- Requires the Florida College System and Florida State University System to comply with statutory provisions relating to employee background screenings.
HB 15 – Local Government Fiscal Transparency by Burton — READ 2ND TIME; PLACED ON 3RD READING FOR 4/11/19
The bill creates the Local Government Fiscal Transparency Act (Act), providing for increased fiscal transparency for local governments, including school boards.
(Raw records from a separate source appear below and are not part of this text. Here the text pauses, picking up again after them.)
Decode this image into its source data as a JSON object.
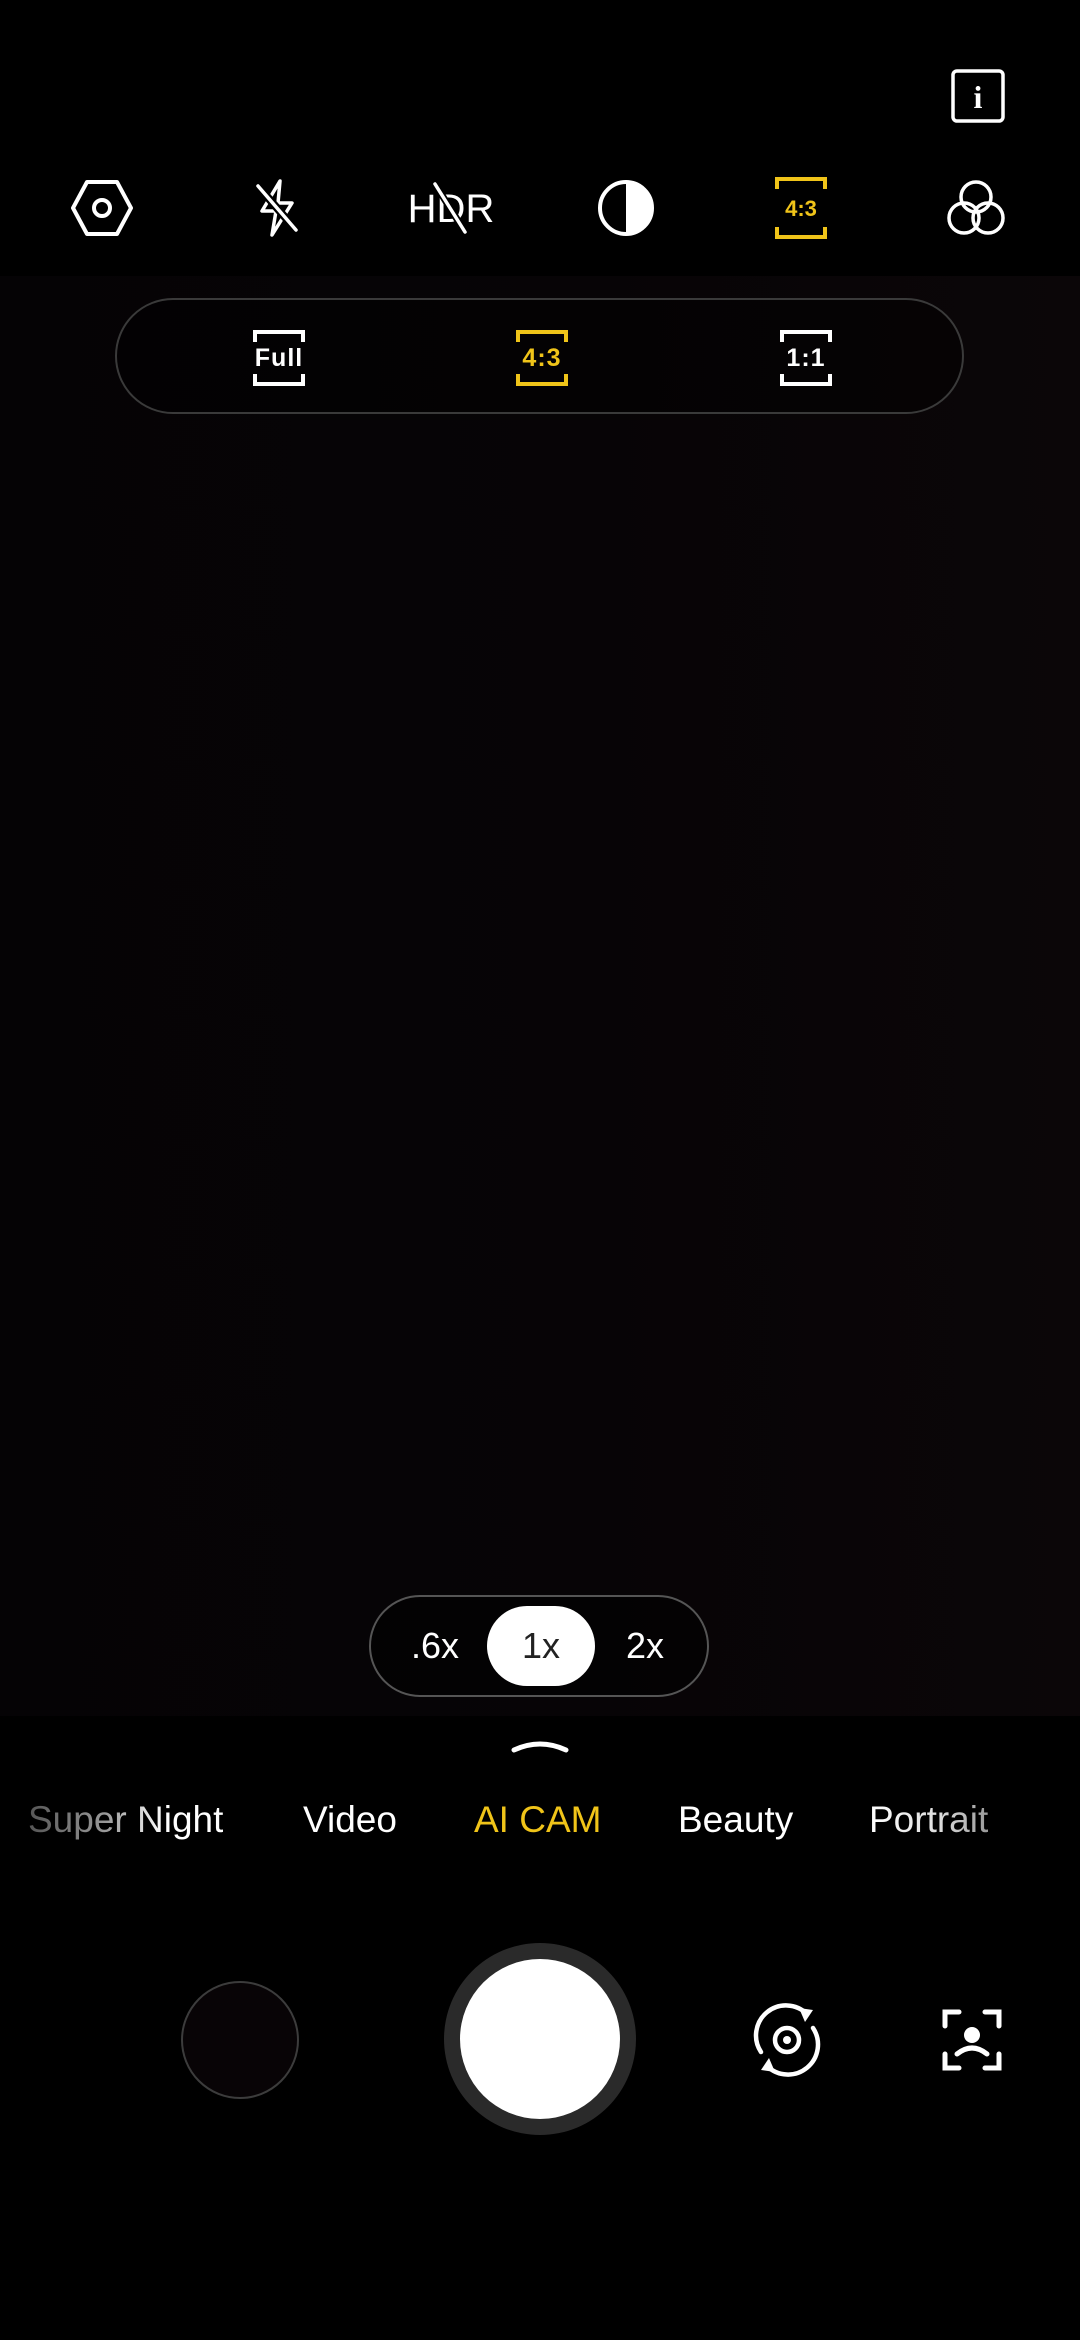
{
  "colors": {
    "accent": "#f0c419",
    "background": "#000000",
    "foreground": "#ffffff"
  },
  "top_toolbar": {
    "items": [
      {
        "icon": "settings-hexagon-icon"
      },
      {
        "icon": "flash-off-icon"
      },
      {
        "icon": "hdr-off-icon",
        "label": "HDR"
      },
      {
        "icon": "contrast-filter-icon"
      },
      {
        "icon": "aspect-ratio-icon",
        "label": "4:3",
        "active": true
      },
      {
        "icon": "color-filters-icon"
      }
    ]
  },
  "info_button": {
    "icon": "info-icon",
    "label": "i"
  },
  "ratio_panel": {
    "options": [
      {
        "label": "Full",
        "selected": false
      },
      {
        "label": "4:3",
        "selected": true
      },
      {
        "label": "1:1",
        "selected": false
      }
    ]
  },
  "zoom": {
    "options": [
      ".6x",
      "1x",
      "2x"
    ],
    "selected": "1x"
  },
  "modes": {
    "items": [
      "Super Night",
      "Video",
      "AI CAM",
      "Beauty",
      "Portrait"
    ],
    "active": "AI CAM"
  },
  "controls": {
    "gallery": "gallery-thumbnail",
    "shutter": "shutter-button",
    "flip": "camera-flip-icon",
    "lens": "lens-scan-icon"
  }
}
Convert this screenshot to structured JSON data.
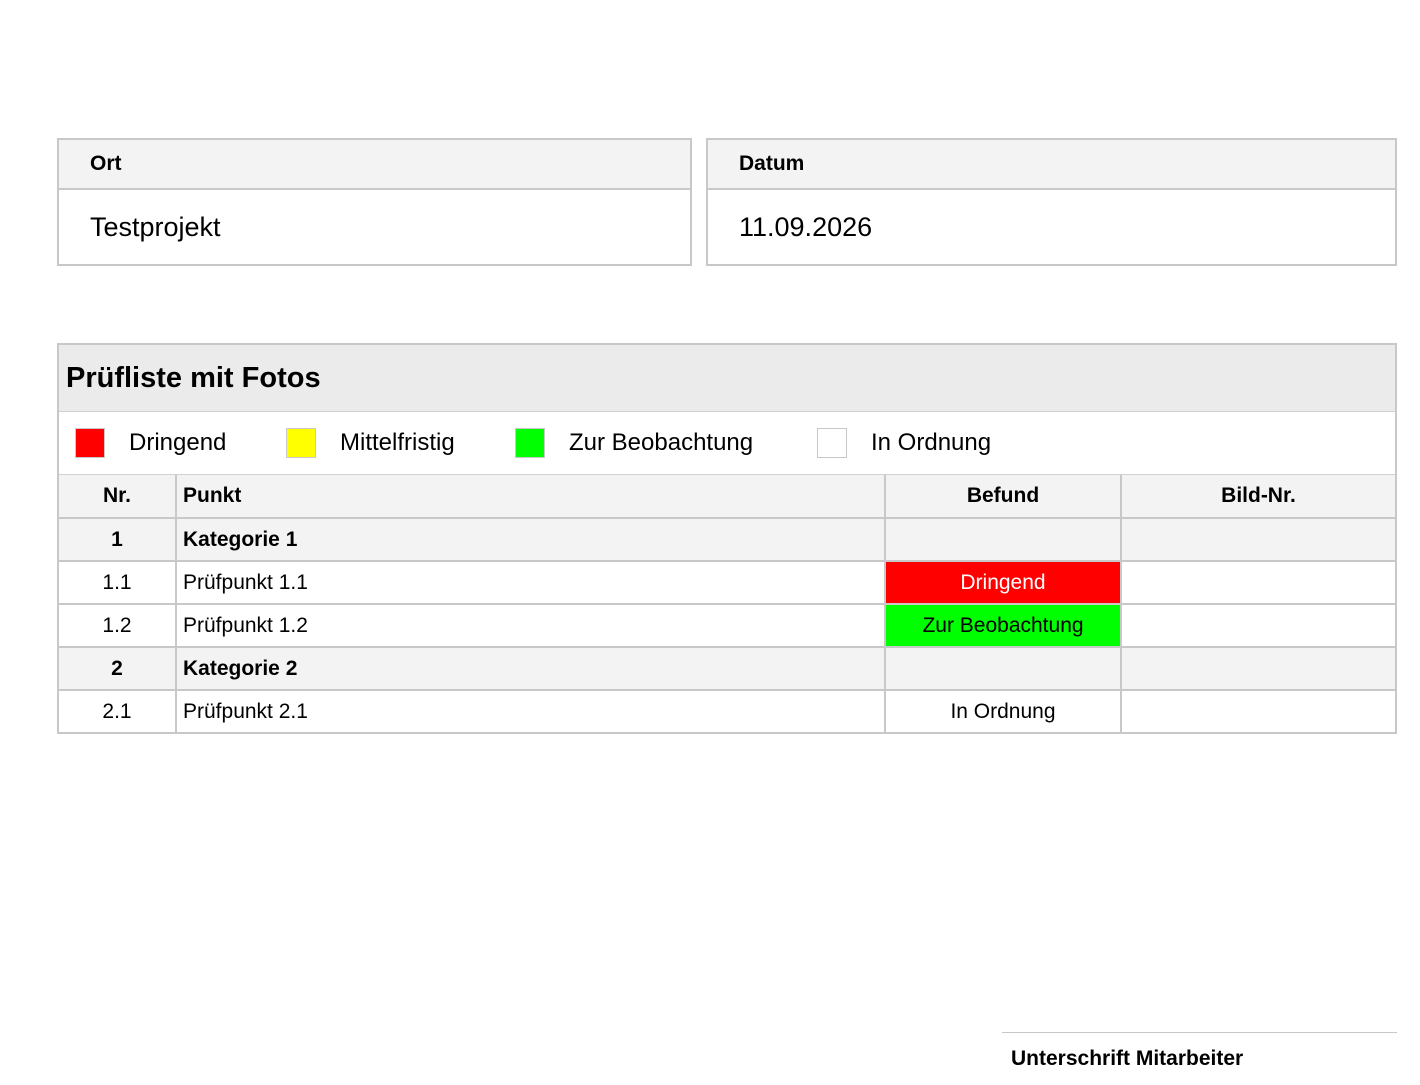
{
  "ort": {
    "label": "Ort",
    "value": "Testprojekt"
  },
  "datum": {
    "label": "Datum",
    "value": "11.09.2026"
  },
  "checklist": {
    "title": "Prüfliste mit Fotos",
    "legend": [
      {
        "label": "Dringend",
        "color": "#ff0000"
      },
      {
        "label": "Mittelfristig",
        "color": "#ffff00"
      },
      {
        "label": "Zur Beobachtung",
        "color": "#00ff00"
      },
      {
        "label": "In Ordnung",
        "color": "#ffffff"
      }
    ],
    "columns": {
      "nr": "Nr.",
      "punkt": "Punkt",
      "befund": "Befund",
      "bild": "Bild-Nr."
    },
    "rows": [
      {
        "nr": "1",
        "punkt": "Kategorie 1",
        "befund": "",
        "bild": "",
        "category": true
      },
      {
        "nr": "1.1",
        "punkt": "Prüfpunkt 1.1",
        "befund": "Dringend",
        "bild": "",
        "befund_bg": "#ff0000",
        "befund_fg": "#ffffff"
      },
      {
        "nr": "1.2",
        "punkt": "Prüfpunkt 1.2",
        "befund": "Zur Beobachtung",
        "bild": "",
        "befund_bg": "#00ff00",
        "befund_fg": "#000000"
      },
      {
        "nr": "2",
        "punkt": "Kategorie 2",
        "befund": "",
        "bild": "",
        "category": true
      },
      {
        "nr": "2.1",
        "punkt": "Prüfpunkt 2.1",
        "befund": "In Ordnung",
        "bild": "",
        "befund_bg": "#ffffff",
        "befund_fg": "#000000"
      }
    ]
  },
  "signature": {
    "label": "Unterschrift Mitarbeiter"
  }
}
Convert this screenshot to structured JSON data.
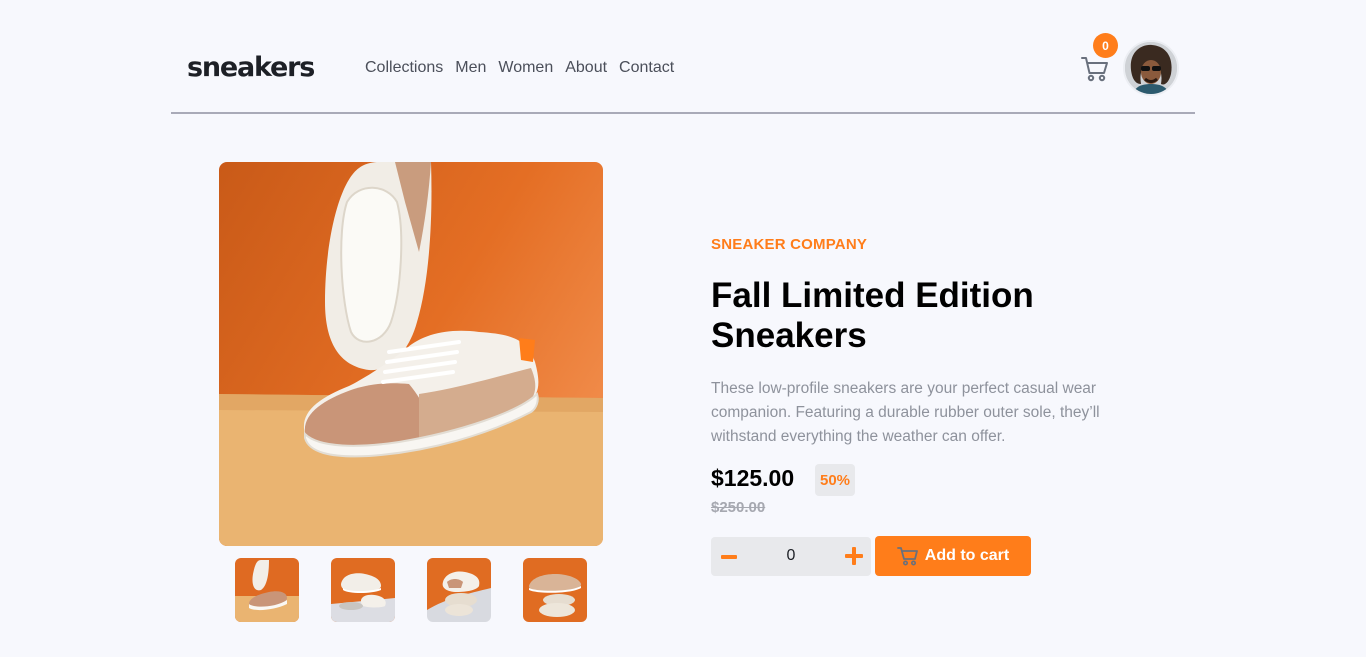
{
  "brand": {
    "logo": "sneakers"
  },
  "nav": {
    "items": [
      "Collections",
      "Men",
      "Women",
      "About",
      "Contact"
    ]
  },
  "cart": {
    "count": "0",
    "icon": "cart-icon"
  },
  "user": {
    "avatar_icon": "avatar"
  },
  "gallery": {
    "thumbnails": 4
  },
  "product": {
    "company": "SNEAKER COMPANY",
    "title": "Fall Limited Edition Sneakers",
    "description": "These low-profile sneakers are your perfect casual wear companion. Featuring a durable rubber outer sole, they’ll withstand everything the weather can offer.",
    "price": "$125.00",
    "discount": "50%",
    "old_price": "$250.00"
  },
  "quantity": {
    "value": "0"
  },
  "actions": {
    "add_to_cart": "Add to cart"
  },
  "colors": {
    "accent": "#ff7d1a",
    "background": "#f7f8fd",
    "text": "#1d2026",
    "muted": "#8e929c"
  }
}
The bill requires:
- Easy public access to voting records of local governing body members as related to tax increases or the issuance of tax-supported debt;
- Easy online access to truth-in-millage notices and a four-year history of property tax rates and total revenue generated by each local government;
- Additional public meetings and expanded public notice requirements for local option tax increases and the issuance of new long-term, tax-supported debt;
- Local governments to conduct a debt affordability analysis prior to issuance of new long-term, tax-supported debt;
- The chair of the local governing body to sign an affidavit of compliance with the Act; and
- The Auditor General to request evidence of corrective action from local governments found not to be in compliance with the Act and reporting those who fail to do so to the Legislative Auditing Committee.
HB 5 – Local Tax Referenda by DiCeglie — READ 2ND TIME; PLACED ON 3RD READING FOR 4/11/19
- Requires any referendum to levy a discretionary sales surtax be held at a general election and requires approval by two-thirds of the electors voting on the ballot measure.
- Provides that, upon adoption of an ordinance or resolution by a county or school district to hold a discretionary sales surtax referendum on or after January 1, 2020, the county or school district holding a referendum must notify the OPPAGA of the proposed referendum and provide a copy of the final ordinance or resolution calling for the referendum at least 180 days before the referendum is held.
- Declares void any discretionary sales surtax referendum if the county or school district fails to provide notice to OPPAGA or fails to publish the results of the performance audit.
- Provides similar requirements for a proposal to adopt a discretionary sales surtax is by initiative and provides that the failure of an initiative sponsor to comply with these requirements renders any referendum held void.